2010 proving to be year of the 'Dougie'

Originally Published: August 16, 2010
By Vincent Thomas | Special to Page 2

Earlier this year, in the New Orleans Saints' divisional playoff game against the Arizona Cardinals, Reggie Bush Houdini'd his way out of a lineman/linebacker traffic jam and then toasted Arizona's secondary for a 46-yard touchdown that maybe six or seven other backs could pull off. So, inevitably, he had to celebrate with a dance, right? Duh. He chose to Dougie.

Dougie cliff's notes story reads like this: A few years before Bush's hurried, somewhat awkward Dougie rendition, the dance was bubbling in Dallas. It was named after legendary rapper-performer Dougie Fresh, borrowing from the way he, for the past 25 years, runs his hands over his head and dips and leans his shoulders in 'n' out doing his patented dance.

Then one day, a So-Cal expatriate returned from attending Texas Southern and put four of his Inglewood homeboys onto the dance. Rapper/DJ C-Smoove, rappers Yung and JayAre and dancer M-Bone (all 19-year-olds) formed Cali Swag District. CSD then recorded the song "Teach Me How To Dougie" and taped a guerilla-style video on the streets of L.A. in the summer of 2009. Then the video and dance went viral on YouTube.

When M-Bone saw Bush's end zone dance, "I couldn't believe it," he said. "I watched it on YouTube like 40 times."

"A lot of people watch football, so that was big," Smoove understated. But when guys like Steve Nash started tweeting it, Smoove said he knew "it really crossed over."

Most years have corresponding street-dance crazes. The Cabbage Patch ran '87. The 69 Boyz had everyone Tootsee Rolling in '94. Nelly helped spread the Midwest's Chicken Head dance across the nation in 2002.

2001? Harlem Shake. Once a dance becomes a go-to touchdown celebration and athletes start spending offseason downtime making home videos of said dance, well, it's part of the zeitgeist.

Dwight Howard put the sports-world stamp on Soulja Boy's Superman at the 2008 NBA dunk contest. The next year, Nate Robinson broke out the Stanky Leg to punctuate one of his dunks, and then Kevin Garnett did it the next day during his All-Star pregame introduction.

2010 belongs to the Dougie.

CSD officially released the song in April.
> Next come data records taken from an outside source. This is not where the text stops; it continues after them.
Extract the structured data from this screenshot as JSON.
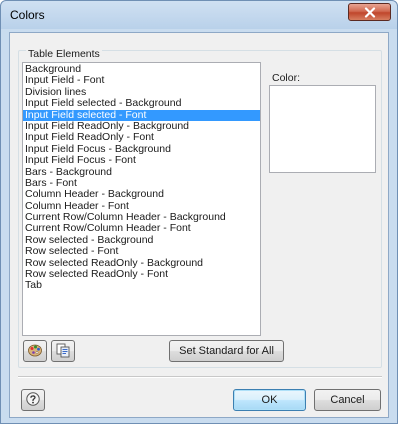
{
  "window": {
    "title": "Colors"
  },
  "group": {
    "label": "Table Elements"
  },
  "list": {
    "items": [
      "Background",
      "Input Field -  Font",
      "Division lines",
      "Input Field selected -  Background",
      "Input Field selected - Font",
      "Input Field ReadOnly - Background",
      "Input Field ReadOnly - Font",
      "Input Field Focus - Background",
      "Input Field Focus - Font",
      "Bars - Background",
      "Bars - Font",
      "Column Header - Background",
      "Column Header - Font",
      "Current Row/Column Header - Background",
      "Current Row/Column Header - Font",
      "Row selected - Background",
      "Row selected - Font",
      "Row selected  ReadOnly - Background",
      "Row selected  ReadOnly - Font",
      "Tab"
    ],
    "selected_index": 4
  },
  "color_panel": {
    "label": "Color:",
    "swatch_color": "#ffffff"
  },
  "buttons": {
    "set_standard": "Set Standard for All",
    "ok": "OK",
    "cancel": "Cancel"
  },
  "icons": {
    "close": "close-icon",
    "palette": "color-palette-icon",
    "copy": "copy-icon",
    "help": "help-icon"
  },
  "colors": {
    "selection": "#3399ff",
    "title_bar": "#b9d1ea",
    "close_button": "#c0462c"
  }
}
Since then, it's climbed to No. 31 on the Billboard Hot 100 chart with a bullet and it probably won't stop. The official video dropped in May and, 5 million views later, CSD calls it "a movement."

The Dougie has really collided with sports over the past few weeks. You had rookie Dez Bryant doing the Dougie at the Cowboys' training camp kickoff party. Sacramento Kings rookies DeMarcus Cousins and Hassan Whiteside weren't the only cats "hittin' that Dougie" during the NBA's Las Vegas Summer League; they were just the only two caught on camera getting it in during a layup-line.
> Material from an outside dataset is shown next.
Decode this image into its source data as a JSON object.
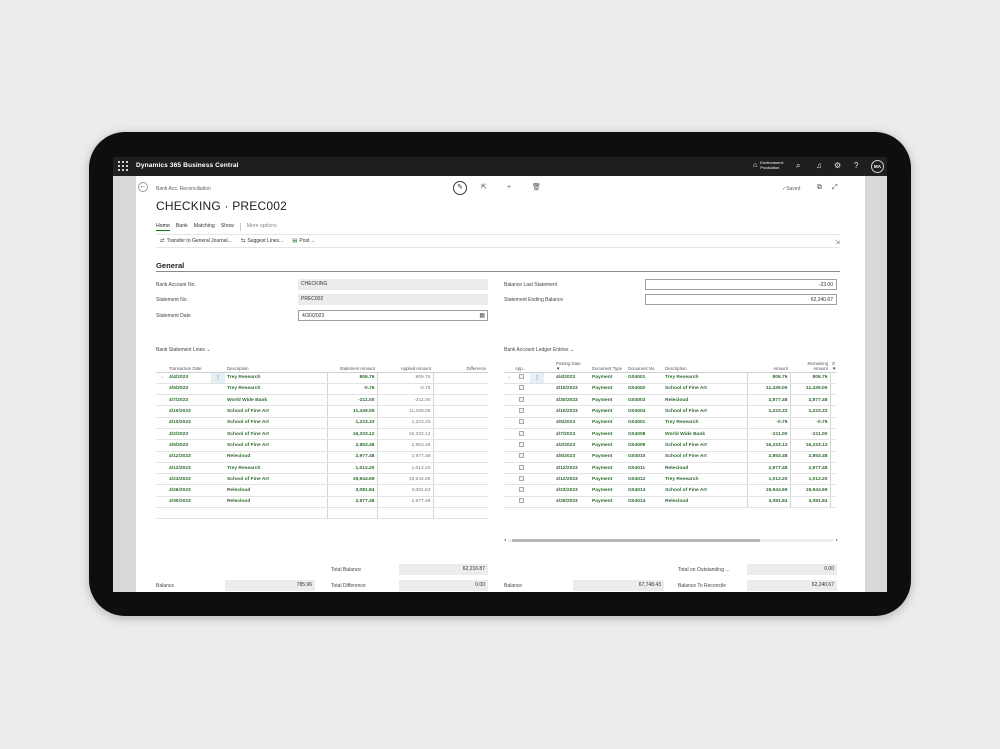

And then, of course, there's Glen "Big Baby" Davis and Robinson -- the NBA's self-proclaimed Shrek and Donkey -- posting dueling videos within weeks of each other. Nate's had some production value to it. Baby's video -- taped in a dim room, in front of his webcam -- was of the high school variety.
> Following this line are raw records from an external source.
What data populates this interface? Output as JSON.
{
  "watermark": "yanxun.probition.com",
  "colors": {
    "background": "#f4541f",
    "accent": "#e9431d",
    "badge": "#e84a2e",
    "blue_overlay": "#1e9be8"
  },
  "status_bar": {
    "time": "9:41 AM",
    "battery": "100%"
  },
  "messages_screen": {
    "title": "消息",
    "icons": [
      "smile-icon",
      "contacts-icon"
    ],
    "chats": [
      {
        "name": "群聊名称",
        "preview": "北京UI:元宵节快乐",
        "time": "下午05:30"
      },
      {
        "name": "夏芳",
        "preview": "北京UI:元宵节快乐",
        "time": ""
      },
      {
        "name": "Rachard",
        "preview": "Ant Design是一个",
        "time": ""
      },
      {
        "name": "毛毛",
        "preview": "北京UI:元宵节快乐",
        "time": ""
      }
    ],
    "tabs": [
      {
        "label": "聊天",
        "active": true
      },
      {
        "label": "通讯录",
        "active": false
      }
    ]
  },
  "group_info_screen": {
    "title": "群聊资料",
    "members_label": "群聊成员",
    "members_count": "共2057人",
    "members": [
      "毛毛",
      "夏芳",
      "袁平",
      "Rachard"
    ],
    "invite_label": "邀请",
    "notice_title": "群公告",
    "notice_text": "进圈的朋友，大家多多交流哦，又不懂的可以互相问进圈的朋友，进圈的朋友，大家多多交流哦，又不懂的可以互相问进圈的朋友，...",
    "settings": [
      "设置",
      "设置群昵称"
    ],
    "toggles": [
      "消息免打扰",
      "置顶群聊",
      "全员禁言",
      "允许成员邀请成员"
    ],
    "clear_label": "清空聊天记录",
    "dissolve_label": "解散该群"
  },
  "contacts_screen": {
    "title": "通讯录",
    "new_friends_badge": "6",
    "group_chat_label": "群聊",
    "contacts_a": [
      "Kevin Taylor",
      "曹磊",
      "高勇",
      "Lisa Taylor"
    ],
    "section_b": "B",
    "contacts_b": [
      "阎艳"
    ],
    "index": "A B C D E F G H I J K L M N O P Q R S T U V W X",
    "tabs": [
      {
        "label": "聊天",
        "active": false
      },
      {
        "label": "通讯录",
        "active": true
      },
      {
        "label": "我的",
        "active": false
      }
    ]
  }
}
Hey, players get bored during the offseason, ya know? Last summer, Stephon Marbury chose to keep himself entertained by eating Vaseline and crying to gospel songs; this summer, cats are doing the Dougie.

Vincent Thomas is an NBA.com and SLAM magazine columnist and a frequent commentator on NBA TV and ESPN. You can follow him on Twitter @vincecathomas or e-mail him at vincethomas79@gmail.com.

Back to Page 2


• Philbrick: Page 2's Greatest Hits, 2000-2012
• Caple: Fond memories of a road warrior
• Snibbe: An illustrated history of Page 2
Philbrick, Gallo: Farewell podcast Listen